* [Task prompt]: Check every line of the data below for the string "masse", and copy the ones that hold it.

* [Data shown]:
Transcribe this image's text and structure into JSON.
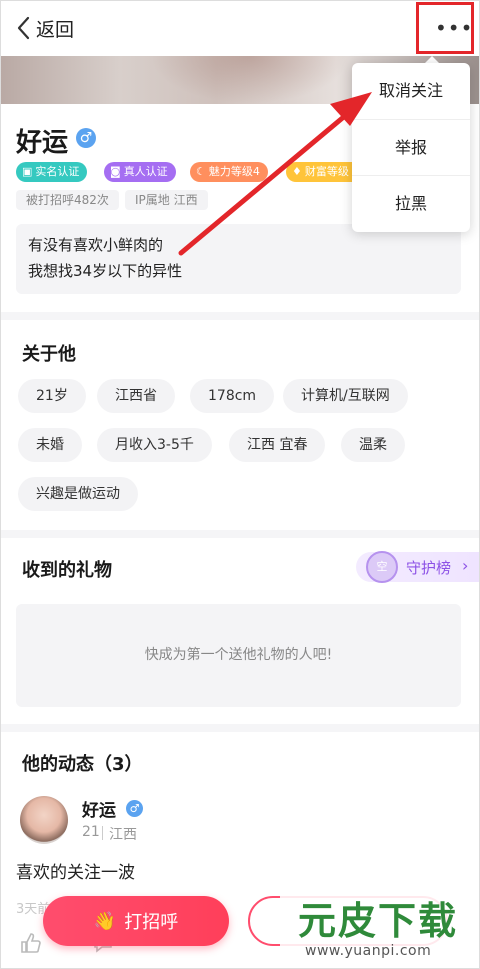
{
  "header": {
    "back_label": "返回",
    "more_icon": "more-horizontal-icon"
  },
  "menu": {
    "items": [
      "取消关注",
      "举报",
      "拉黑"
    ]
  },
  "profile": {
    "name": "好运",
    "gender_symbol": "♂",
    "badges": [
      {
        "label": "实名认证",
        "icon": "id-card-icon",
        "color": "#35c9c0"
      },
      {
        "label": "真人认证",
        "icon": "camera-icon",
        "color": "#a56ef2"
      },
      {
        "label": "魅力等级4",
        "icon": "moon-icon",
        "color": "#ff8f5e"
      },
      {
        "label": "财富等级",
        "icon": "diamond-icon",
        "color": "#ffc43a"
      }
    ],
    "meta": [
      "被打招呼482次",
      "IP属地 江西"
    ],
    "bio_lines": [
      "有没有喜欢小鲜肉的",
      "我想找34岁以下的异性"
    ]
  },
  "about": {
    "title": "关于他",
    "tags": [
      "21岁",
      "江西省",
      "178cm",
      "计算机/互联网",
      "未婚",
      "月收入3-5千",
      "江西 宜春",
      "温柔",
      "兴趣是做运动"
    ]
  },
  "gifts": {
    "title": "收到的礼物",
    "guard_label": "守护榜",
    "guard_avatar_text": "空",
    "empty_text": "快成为第一个送他礼物的人吧!"
  },
  "feed": {
    "title": "他的动态（3）",
    "post": {
      "name": "好运",
      "gender_symbol": "♂",
      "age": "21",
      "location": "江西",
      "text": "喜欢的关注一波",
      "time": "3天前"
    }
  },
  "actions": {
    "greet_label": "打招呼",
    "greet_icon": "👋"
  },
  "watermark": {
    "logo": "元皮下载",
    "url": "www.yuanpi.com"
  },
  "colors": {
    "accent": "#ff4d6d",
    "highlight_box": "#e3262a",
    "arrow": "#e3262a",
    "guard": "#8d52e6"
  }
}
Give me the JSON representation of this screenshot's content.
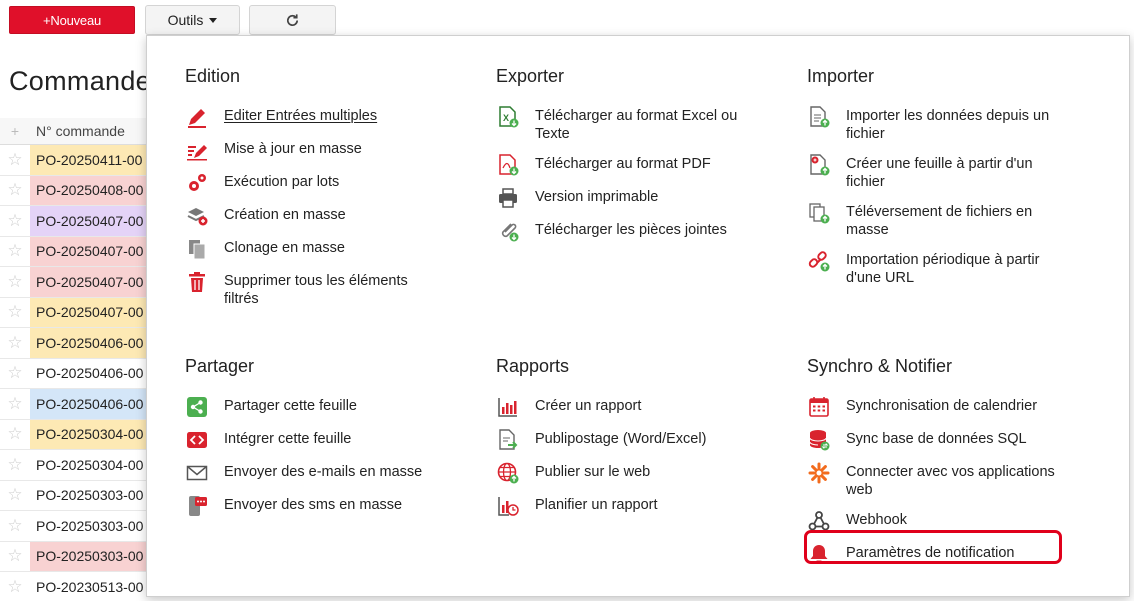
{
  "toolbar": {
    "new_label": "+Nouveau",
    "tools_label": "Outils"
  },
  "page": {
    "title": "Commandes"
  },
  "grid": {
    "column_header": "N° commande",
    "rows": [
      {
        "value": "PO-20250411-00",
        "color": "#fde9b4"
      },
      {
        "value": "PO-20250408-00",
        "color": "#f8d2d2"
      },
      {
        "value": "PO-20250407-00",
        "color": "#e4d3f7"
      },
      {
        "value": "PO-20250407-00",
        "color": "#f8d2d2"
      },
      {
        "value": "PO-20250407-00",
        "color": "#f8d2d2"
      },
      {
        "value": "PO-20250407-00",
        "color": "#fde9b4"
      },
      {
        "value": "PO-20250406-00",
        "color": "#fde9b4"
      },
      {
        "value": "PO-20250406-00",
        "color": "#ffffff"
      },
      {
        "value": "PO-20250406-00",
        "color": "#d4e6f8"
      },
      {
        "value": "PO-20250304-00",
        "color": "#fde9b4"
      },
      {
        "value": "PO-20250304-00",
        "color": "#ffffff"
      },
      {
        "value": "PO-20250303-00",
        "color": "#ffffff"
      },
      {
        "value": "PO-20250303-00",
        "color": "#ffffff"
      },
      {
        "value": "PO-20250303-00",
        "color": "#f8d2d2"
      },
      {
        "value": "PO-20230513-00",
        "color": "#ffffff"
      }
    ]
  },
  "menu": {
    "edition": {
      "title": "Edition",
      "items": [
        {
          "label": "Editer Entrées multiples",
          "icon": "edit-multiple-icon"
        },
        {
          "label": "Mise à jour en masse",
          "icon": "bulk-update-icon"
        },
        {
          "label": "Exécution par lots",
          "icon": "batch-gears-icon"
        },
        {
          "label": "Création en masse",
          "icon": "bulk-create-icon"
        },
        {
          "label": "Clonage en masse",
          "icon": "bulk-clone-icon"
        },
        {
          "label": "Supprimer tous les éléments filtrés",
          "icon": "trash-icon"
        }
      ]
    },
    "exporter": {
      "title": "Exporter",
      "items": [
        {
          "label": "Télécharger au format Excel ou Texte",
          "icon": "excel-download-icon"
        },
        {
          "label": "Télécharger au format PDF",
          "icon": "pdf-download-icon"
        },
        {
          "label": "Version imprimable",
          "icon": "printer-icon"
        },
        {
          "label": "Télécharger les pièces jointes",
          "icon": "attachment-download-icon"
        }
      ]
    },
    "importer": {
      "title": "Importer",
      "items": [
        {
          "label": "Importer les données depuis un fichier",
          "icon": "file-import-icon"
        },
        {
          "label": "Créer une feuille à partir d'un fichier",
          "icon": "sheet-from-file-icon"
        },
        {
          "label": "Téléversement de fichiers en masse",
          "icon": "bulk-upload-icon"
        },
        {
          "label": "Importation périodique à partir d'une URL",
          "icon": "url-import-icon"
        }
      ]
    },
    "partager": {
      "title": "Partager",
      "items": [
        {
          "label": "Partager cette feuille",
          "icon": "share-icon"
        },
        {
          "label": "Intégrer cette feuille",
          "icon": "embed-icon"
        },
        {
          "label": "Envoyer des e-mails en masse",
          "icon": "envelope-icon"
        },
        {
          "label": "Envoyer des sms en masse",
          "icon": "sms-icon"
        }
      ]
    },
    "rapports": {
      "title": "Rapports",
      "items": [
        {
          "label": "Créer un rapport",
          "icon": "report-chart-icon"
        },
        {
          "label": "Publipostage (Word/Excel)",
          "icon": "mail-merge-icon"
        },
        {
          "label": "Publier sur le web",
          "icon": "globe-icon"
        },
        {
          "label": "Planifier un rapport",
          "icon": "scheduled-report-icon"
        }
      ]
    },
    "synchro": {
      "title": "Synchro & Notifier",
      "items": [
        {
          "label": "Synchronisation de calendrier",
          "icon": "calendar-icon"
        },
        {
          "label": "Sync base de données SQL",
          "icon": "database-icon"
        },
        {
          "label": "Connecter avec vos applications web",
          "icon": "zapier-icon"
        },
        {
          "label": "Webhook",
          "icon": "webhook-icon"
        },
        {
          "label": "Paramètres de notification",
          "icon": "bell-icon"
        }
      ]
    }
  },
  "colors": {
    "accent_red": "#e0102a",
    "green": "#4caf50",
    "highlight_red": "#e0001b"
  }
}
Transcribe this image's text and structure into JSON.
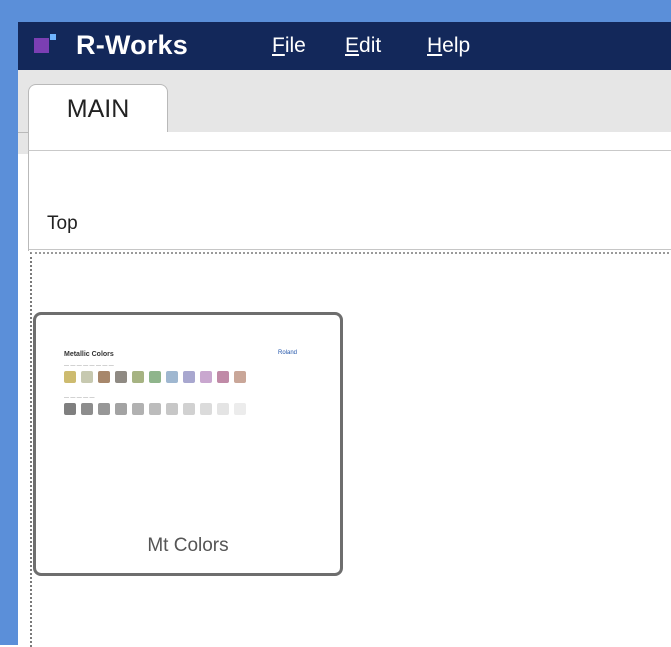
{
  "app": {
    "name": "R-Works"
  },
  "menu": {
    "items": [
      {
        "label": "File"
      },
      {
        "label": "Edit"
      },
      {
        "label": "Help"
      }
    ]
  },
  "tabs": [
    {
      "label": "MAIN",
      "active": true
    }
  ],
  "toolbar": {
    "label": "Top"
  },
  "cards": [
    {
      "label": "Mt Colors",
      "thumbnail": {
        "title": "Metallic Colors",
        "brand": "Roland",
        "swatch_rows": [
          [
            "#cdbb6f",
            "#c7c9b0",
            "#a7876b",
            "#8f8a83",
            "#a6b382",
            "#8fb58c",
            "#9fb7d0",
            "#a8a7cf",
            "#c9a7cf",
            "#c08aa7",
            "#c9a698"
          ],
          [
            "#7f7f7f",
            "#8d8d8d",
            "#979797",
            "#a3a3a3",
            "#b1b1b1",
            "#bcbcbc",
            "#c7c7c7",
            "#d1d1d1",
            "#dbdbdb",
            "#e4e4e4",
            "#ececec"
          ]
        ]
      }
    }
  ],
  "colors": {
    "title_bar": "#13285a",
    "window_frame": "#5b8fd9",
    "logo_accent": "#7b3fb3"
  }
}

* [Reply to the task]:
          "label": "Mise à jour en masse",
          "label": "Création en masse",
          "label": "Clonage en masse",
          "label": "Téléversement de fichiers en masse",
          "label": "Envoyer des e-mails en masse",
          "label": "Envoyer des sms en masse",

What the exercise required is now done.